In my February 26 profile, I called Obama “the political equivalent of a sociopath”, without any derogatory intent. A sociopath seeks the empathy of all around him while empathizing with no one. Obama has an almost magical ability to gain the confidence of those around him. Perhaps it was the adaptation of a bright and sensitive young boy who was abandoned by three parents – his Kenyan father Barack Obama Sr, who left his pregnant young bride; his Indonesian stepfather Lolo Soetero; and by his mother, Ann Dunham, who sent 10-year-old Obama to live with her parents while she pursued her career as an anthropologist.

I don’t think Obama is that smart, but otherwise Spengler seems sensible.  Obama is a cypher, a man with few friends, few positions, few accomplishments, and (critically for a failure-avoidant political system) few mistakes.  Biden continues Obama’s “try nothing, do nothing, change nothing” politics.  McCain’s pick is riskier.

(Hat-tip to Kiddington and Instapundit.)

What Palin says about McCain

Nykrindc’s summary of John McCain’s choice of Sarah Palin is very in-depth, and highly recommended. Perhaps the most efficient comparison, however, is Tom’s, who contrasts McCain’s pick of Palin with Obama’s choice of Biden

Interesting difference in Veep choices (Thomas P.M. Barnett :: Weblog)
Again, a pretty bold call given the circumstances, suggesting a difference in leadership style: Obama will be more careful and McCain more bold.. So the flip-flop of party identities remains in tact: Clinton was more conservative (despite all the talk) and Bush was more radical (despite all the talk). I think Obama would end up being surprisingly conservative in leadership style (despite all the hype) and McCain more the radical (despite all the imagery). Social issues aside (the great mania of the Boomer generation), the politics remains upside-down compared to the GOP and Dem parties I grew up knowing.

This echoes something I said a while ago: John McCain is smart enough that he can make potentially dangerous decisions. For instance, what if this story is true?

Obama is not that smart (he appears to be on the same level as Sarah Palin but, as he’s much more arrogant, Obama will act as if he’s much dumber), and so was forced to rely on the establishment to choose his mate. He thus chose Mr. Establishment, Joe Biden. McCain is smart enough to make risky decisions.
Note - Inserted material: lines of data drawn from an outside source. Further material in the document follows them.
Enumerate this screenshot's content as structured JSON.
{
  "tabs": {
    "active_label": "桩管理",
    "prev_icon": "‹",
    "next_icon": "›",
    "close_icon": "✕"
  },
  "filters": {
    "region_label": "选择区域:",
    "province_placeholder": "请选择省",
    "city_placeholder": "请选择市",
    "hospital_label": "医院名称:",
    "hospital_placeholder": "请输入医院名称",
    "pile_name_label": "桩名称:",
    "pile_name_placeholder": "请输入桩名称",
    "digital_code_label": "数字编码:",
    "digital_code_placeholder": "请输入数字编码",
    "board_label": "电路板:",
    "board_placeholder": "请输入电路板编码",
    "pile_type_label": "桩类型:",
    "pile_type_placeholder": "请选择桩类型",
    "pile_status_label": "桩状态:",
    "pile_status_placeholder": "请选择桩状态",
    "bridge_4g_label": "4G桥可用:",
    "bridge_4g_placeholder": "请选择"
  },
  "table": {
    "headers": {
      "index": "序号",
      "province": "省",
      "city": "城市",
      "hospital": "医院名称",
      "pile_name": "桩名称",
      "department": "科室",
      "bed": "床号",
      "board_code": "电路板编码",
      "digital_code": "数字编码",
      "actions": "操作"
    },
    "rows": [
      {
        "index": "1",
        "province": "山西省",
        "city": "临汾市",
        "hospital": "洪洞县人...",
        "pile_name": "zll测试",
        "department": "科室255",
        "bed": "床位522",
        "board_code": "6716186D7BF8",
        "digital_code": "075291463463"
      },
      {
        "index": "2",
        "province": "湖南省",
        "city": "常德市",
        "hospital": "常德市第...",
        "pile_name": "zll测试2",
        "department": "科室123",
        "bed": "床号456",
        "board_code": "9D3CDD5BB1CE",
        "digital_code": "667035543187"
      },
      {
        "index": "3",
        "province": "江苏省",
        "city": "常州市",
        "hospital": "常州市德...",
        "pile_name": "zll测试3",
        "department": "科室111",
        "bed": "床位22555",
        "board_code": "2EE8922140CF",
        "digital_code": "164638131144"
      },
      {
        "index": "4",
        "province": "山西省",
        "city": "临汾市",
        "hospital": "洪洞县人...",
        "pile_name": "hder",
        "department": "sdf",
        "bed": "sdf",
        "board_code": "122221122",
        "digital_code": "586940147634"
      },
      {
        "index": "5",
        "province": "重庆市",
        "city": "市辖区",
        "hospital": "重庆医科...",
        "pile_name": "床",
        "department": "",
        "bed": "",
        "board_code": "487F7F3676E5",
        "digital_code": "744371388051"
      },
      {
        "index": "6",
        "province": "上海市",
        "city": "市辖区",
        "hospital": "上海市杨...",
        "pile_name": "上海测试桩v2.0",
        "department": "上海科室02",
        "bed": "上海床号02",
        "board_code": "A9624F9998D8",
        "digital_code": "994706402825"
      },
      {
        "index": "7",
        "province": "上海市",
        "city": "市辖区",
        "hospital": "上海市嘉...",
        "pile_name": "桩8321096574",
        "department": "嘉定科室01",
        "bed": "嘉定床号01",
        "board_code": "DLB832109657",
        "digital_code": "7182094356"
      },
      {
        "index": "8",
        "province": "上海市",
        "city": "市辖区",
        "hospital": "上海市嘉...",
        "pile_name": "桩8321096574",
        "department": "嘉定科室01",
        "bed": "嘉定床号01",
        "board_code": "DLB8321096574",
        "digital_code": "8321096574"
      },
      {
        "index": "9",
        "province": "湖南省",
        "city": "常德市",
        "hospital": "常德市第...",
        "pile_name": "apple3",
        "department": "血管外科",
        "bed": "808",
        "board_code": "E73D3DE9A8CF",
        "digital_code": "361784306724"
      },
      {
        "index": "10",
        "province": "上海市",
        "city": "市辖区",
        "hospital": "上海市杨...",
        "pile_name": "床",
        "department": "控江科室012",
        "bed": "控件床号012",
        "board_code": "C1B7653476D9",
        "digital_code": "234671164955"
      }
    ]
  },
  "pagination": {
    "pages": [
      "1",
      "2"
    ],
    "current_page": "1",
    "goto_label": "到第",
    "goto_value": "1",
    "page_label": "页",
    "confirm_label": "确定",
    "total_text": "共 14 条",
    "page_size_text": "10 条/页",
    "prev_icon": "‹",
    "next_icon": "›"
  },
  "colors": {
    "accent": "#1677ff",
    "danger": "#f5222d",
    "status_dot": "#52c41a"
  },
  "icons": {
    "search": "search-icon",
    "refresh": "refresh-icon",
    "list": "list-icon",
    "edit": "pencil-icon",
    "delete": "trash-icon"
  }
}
Hillary Clinton Proud of Palin

Obama has a habit of holding grudges against those who do not support him.  It’s one of his “Bush III” qualities which raise red-flags about his ability to lead the country.  Hillary Clinton is one of the victims of Obama’s vindictiveness, so it’s not surprising that she’s not simply parroting his party line on Sarah Palin, McCain’s pick for Vice President:

(CNN) – Hillary Clinton praised the historic nature of John McCain’s vice presidential selection in a brief statement released Friday that was eagerly anticipated by both presidential campaigns.

“We should all be proud of Governor Sarah Palin’s historic nomination, and I congratulate her and Senator McCain,” Clinton, the first woman to win a presidential primary, said in the statement. “While their policies would take America in the wrong direction, Governor Palin will add an important new voice to the debate.”

Palin directly mentioned Clinton by name in her acceptance speech earlier Friday, saying, “Hillary left 18 million cracks in the highest, hardest glass ceiling in America. But it turns out the women of America aren’t finished yet, and we can shatter that glass ceiling once and for all.”

Clinton’s statement reacting to Palin is markedly different than the Obama campaign’s initial reaction which made no mention of the historic nature of the Alaska Republican’s VP candidacy — instead painting her as woefully inexperienced to be commander-in-chief. The Obama campaign later released a joint statement from both the Illinois senator and his running mate, Joe Biden, praising Palin for making history.

CNN Political Ticker: All politics, all the time Blog Archive – Clinton congratulates Palin « – Blogs from CNN.com.

Finally, an attractive Vice Presidential candidate!